In a word, ouch! Some of the other zingers:
* "A clamorous, soulless barrage." - Christy Lemire, The Associated Press.
* "Louder, longer, more expensive and dumber than its predecessors, Revolutions is a mediocrity that will provide escapism only to those who head for the theater exits." - Colin Covert, Minneapolis Star Tribune.
* "(The Wachowski brothers') movie's tone of self-importance is so bloated it's bound to explode and does, long before the bright green graphics tell us the story has ended." - John Anderson, Newsday.
* "The Matrix Revolutions sucks." - Peter Travers, Rolling Stone.
I haven't seen Revolutions yet. I will, of course ... having invested this much in the story, I gotta see how it all turns out. (Matrix newbies would do well to rent the previous two movies first, since the final instalment will make zero sense without having seen them first.)
But to be honest, given what a mish-mash Reloaded was, I'm not in any hurry. Just as the original Star Wars movies are infinitely superior to the glossy, stupid and soulless prequel films, I have a feeling 1999's The Matrix will stand as the movie we'll remember fondly, with Reloaded and Revolutions being the barrage of high-tech pseudo-philosophy that came afterwards to sully those memories. But maybe I'm wrong. It's been known to happen.
That any daily, no matter how bad, would publish a review written by a man who has yet to see the film just baffles me. What were they thinking? Did they need Matrix coverage so bad that week that they simply allowed this man to pad a "review" with quotes from so-called "professionals" on Rotten Tomatoes? And besides Christie Lamire and Peter Travers, I'm not sure any of those critics qualify as respectable sources and even Travers is on the edge of that line. Christopher Null? Come on.

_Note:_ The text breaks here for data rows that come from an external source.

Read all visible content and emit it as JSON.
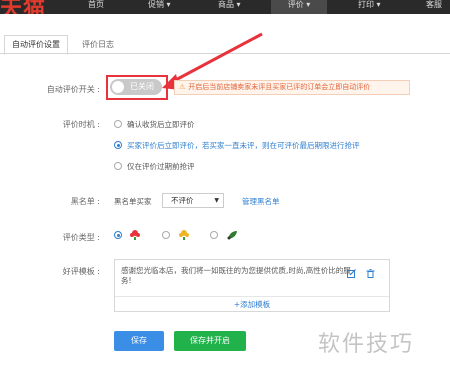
{
  "nav": {
    "logo": "天猫",
    "items": [
      "首页",
      "促销 ▾",
      "商品 ▾",
      "评价 ▾",
      "打印 ▾",
      "客服"
    ]
  },
  "tabs": {
    "active": "自动评价设置",
    "other": "评价日志"
  },
  "auto_review": {
    "label": "自动评价开关 :",
    "toggle_text": "已关闭",
    "warning": "开启后当前店铺卖家未评且买家已评的订单会立即自动评价"
  },
  "timing": {
    "label": "评价时机 :",
    "options": [
      "确认收货后立即评价",
      "买家评价后立即评价，若买家一直未评，则在可评价最后期限进行抢评",
      "仅在评价过期前抢评"
    ]
  },
  "blacklist": {
    "label": "黑名单 :",
    "prefix": "黑名单买家",
    "select": "不评价",
    "manage_link": "管理黑名单"
  },
  "review_type": {
    "label": "评价类型 :"
  },
  "template": {
    "label": "好评模板 :",
    "text": "感谢您光临本店，我们将一如既往的为您提供优质,时尚,高性价比的服务!",
    "add_label": "+添加模板"
  },
  "buttons": {
    "save": "保存",
    "save_open": "保存并开启"
  },
  "watermark": "软件技巧",
  "colors": {
    "accent": "#2f7fd1",
    "highlight": "#e8323c",
    "success": "#21b24c",
    "warning": "#e2643a"
  }
}
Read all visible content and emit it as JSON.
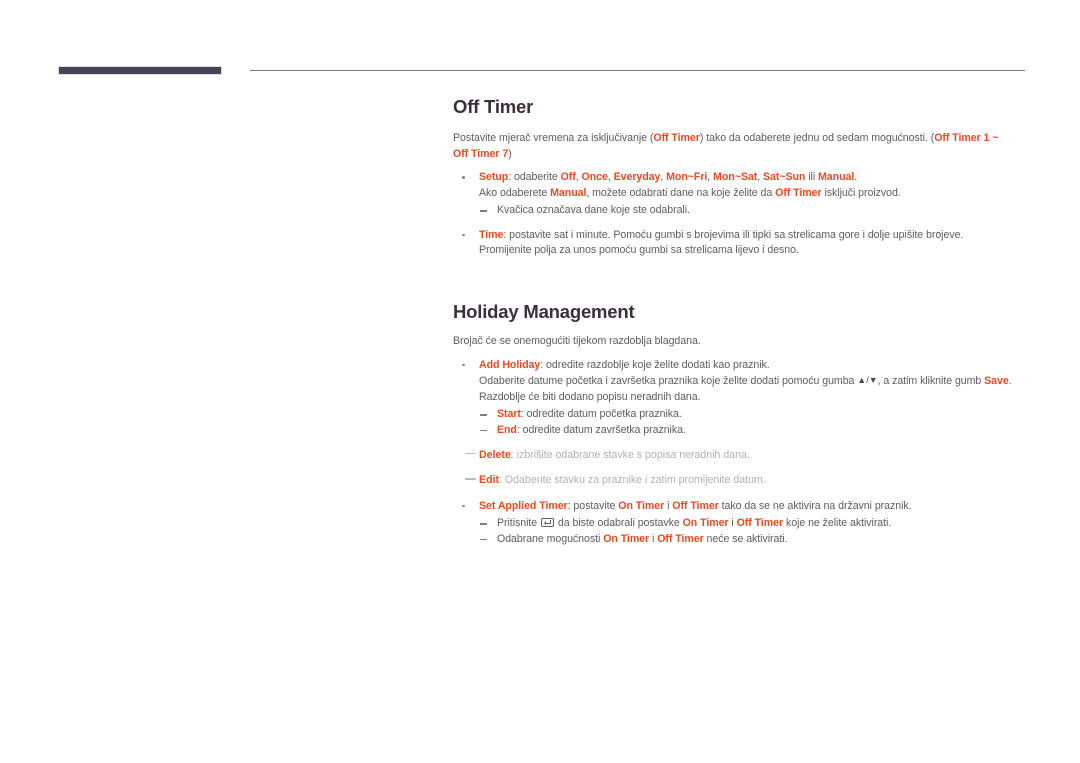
{
  "document": {
    "type": "user-manual-page",
    "language": "hr"
  },
  "colors": {
    "accent": "#e8491f",
    "heading": "#3b2f3c",
    "body": "#5d5d61",
    "faded": "#b2b0b2",
    "marker_bar": "#474257",
    "rule": "#7c7c80"
  },
  "sections": [
    {
      "id": "off-timer",
      "title": "Off Timer",
      "intro": {
        "parts": [
          {
            "t": "Postavite mjerač vremena za isključivanje (",
            "kw": false
          },
          {
            "t": "Off Timer",
            "kw": true
          },
          {
            "t": ") tako da odaberete jednu od sedam mogućnosti. (",
            "kw": false
          },
          {
            "t": "Off Timer 1 ~ Off Timer 7",
            "kw": true
          },
          {
            "t": ")",
            "kw": false
          }
        ]
      },
      "bullets": [
        {
          "lines": [
            {
              "parts": [
                {
                  "t": "Setup",
                  "kw": true
                },
                {
                  "t": ": odaberite ",
                  "kw": false
                },
                {
                  "t": "Off",
                  "kw": true
                },
                {
                  "t": ", ",
                  "kw": false
                },
                {
                  "t": "Once",
                  "kw": true
                },
                {
                  "t": ", ",
                  "kw": false
                },
                {
                  "t": "Everyday",
                  "kw": true
                },
                {
                  "t": ", ",
                  "kw": false
                },
                {
                  "t": "Mon~Fri",
                  "kw": true
                },
                {
                  "t": ", ",
                  "kw": false
                },
                {
                  "t": "Mon~Sat",
                  "kw": true
                },
                {
                  "t": ", ",
                  "kw": false
                },
                {
                  "t": "Sat~Sun",
                  "kw": true
                },
                {
                  "t": " ili ",
                  "kw": false
                },
                {
                  "t": "Manual",
                  "kw": true
                },
                {
                  "t": ".",
                  "kw": false
                }
              ]
            },
            {
              "parts": [
                {
                  "t": "Ako odaberete ",
                  "kw": false
                },
                {
                  "t": "Manual",
                  "kw": true
                },
                {
                  "t": ", možete odabrati dane na koje želite da ",
                  "kw": false
                },
                {
                  "t": "Off Timer",
                  "kw": true
                },
                {
                  "t": " isključi proizvod.",
                  "kw": false
                }
              ]
            }
          ],
          "subs": [
            {
              "parts": [
                {
                  "t": "Kvačica označava dane koje ste odabrali.",
                  "kw": false
                }
              ]
            }
          ]
        },
        {
          "lines": [
            {
              "parts": [
                {
                  "t": "Time",
                  "kw": true
                },
                {
                  "t": ": postavite sat i minute. Pomoću gumbi s brojevima ili tipki sa strelicama gore i dolje upišite brojeve. Promijenite polja za unos pomoću gumbi sa strelicama lijevo i desno.",
                  "kw": false
                }
              ]
            }
          ],
          "subs": []
        }
      ]
    },
    {
      "id": "holiday-management",
      "title": "Holiday Management",
      "intro_plain": "Brojač će se onemogućiti tijekom razdoblja blagdana.",
      "bullets": [
        {
          "lines": [
            {
              "parts": [
                {
                  "t": "Add Holiday",
                  "kw": true
                },
                {
                  "t": ": odredite razdoblje koje želite dodati kao praznik.",
                  "kw": false
                }
              ]
            },
            {
              "parts": [
                {
                  "t": "Odaberite datume početka i završetka praznika koje želite dodati pomoću gumba ",
                  "kw": false
                },
                {
                  "t": "▲/▼",
                  "glyph": "arrows-up-down"
                },
                {
                  "t": ", a zatim kliknite gumb ",
                  "kw": false
                },
                {
                  "t": "Save",
                  "kw": true
                },
                {
                  "t": ".",
                  "kw": false
                }
              ]
            },
            {
              "parts": [
                {
                  "t": "Razdoblje će biti dodano popisu neradnih dana.",
                  "kw": false
                }
              ]
            }
          ],
          "subs": [
            {
              "parts": [
                {
                  "t": "Start",
                  "kw": true
                },
                {
                  "t": ": odredite datum početka praznika.",
                  "kw": false
                }
              ]
            },
            {
              "parts": [
                {
                  "t": "End",
                  "kw": true
                },
                {
                  "t": ": odredite datum završetka praznika.",
                  "kw": false
                }
              ]
            }
          ]
        }
      ],
      "faded_rows": [
        {
          "parts": [
            {
              "t": "Delete",
              "kw": true
            },
            {
              "t": ": izbrišite odabrane stavke s popisa neradnih dana.",
              "kw": false
            }
          ]
        },
        {
          "parts": [
            {
              "t": "Edit",
              "kw": true
            },
            {
              "t": ": Odaberite stavku za praznike i zatim promijenite datum.",
              "kw": false
            }
          ]
        }
      ],
      "bullets_after": [
        {
          "lines": [
            {
              "parts": [
                {
                  "t": "Set Applied Timer",
                  "kw": true
                },
                {
                  "t": ": postavite ",
                  "kw": false
                },
                {
                  "t": "On Timer",
                  "kw": true
                },
                {
                  "t": " i ",
                  "kw": false
                },
                {
                  "t": "Off Timer",
                  "kw": true
                },
                {
                  "t": " tako da se ne aktivira na državni praznik.",
                  "kw": false
                }
              ]
            }
          ],
          "subs": [
            {
              "parts": [
                {
                  "t": "Pritisnite ",
                  "kw": false
                },
                {
                  "t": "",
                  "glyph": "enter-key"
                },
                {
                  "t": " da biste odabrali postavke ",
                  "kw": false
                },
                {
                  "t": "On Timer",
                  "kw": true
                },
                {
                  "t": " i ",
                  "kw": false
                },
                {
                  "t": "Off Timer",
                  "kw": true
                },
                {
                  "t": " koje ne želite aktivirati.",
                  "kw": false
                }
              ]
            },
            {
              "parts": [
                {
                  "t": "Odabrane mogućnosti ",
                  "kw": false
                },
                {
                  "t": "On Timer",
                  "kw": true
                },
                {
                  "t": " i ",
                  "kw": false
                },
                {
                  "t": "Off Timer",
                  "kw": true
                },
                {
                  "t": " neće se aktivirati.",
                  "kw": false
                }
              ]
            }
          ]
        }
      ]
    }
  ]
}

What's maybe most shocking is that this kind of thing isn't rare to any of The Sun newspapers. Their entertainment section, with the exception of Bruce Kikrland in Toronto, pride themselves on writing stupid, vapid reviews and celebrity gossip and their achieves are filled with golden nuggets like this one. Maybe I'll have to make this a regular feature?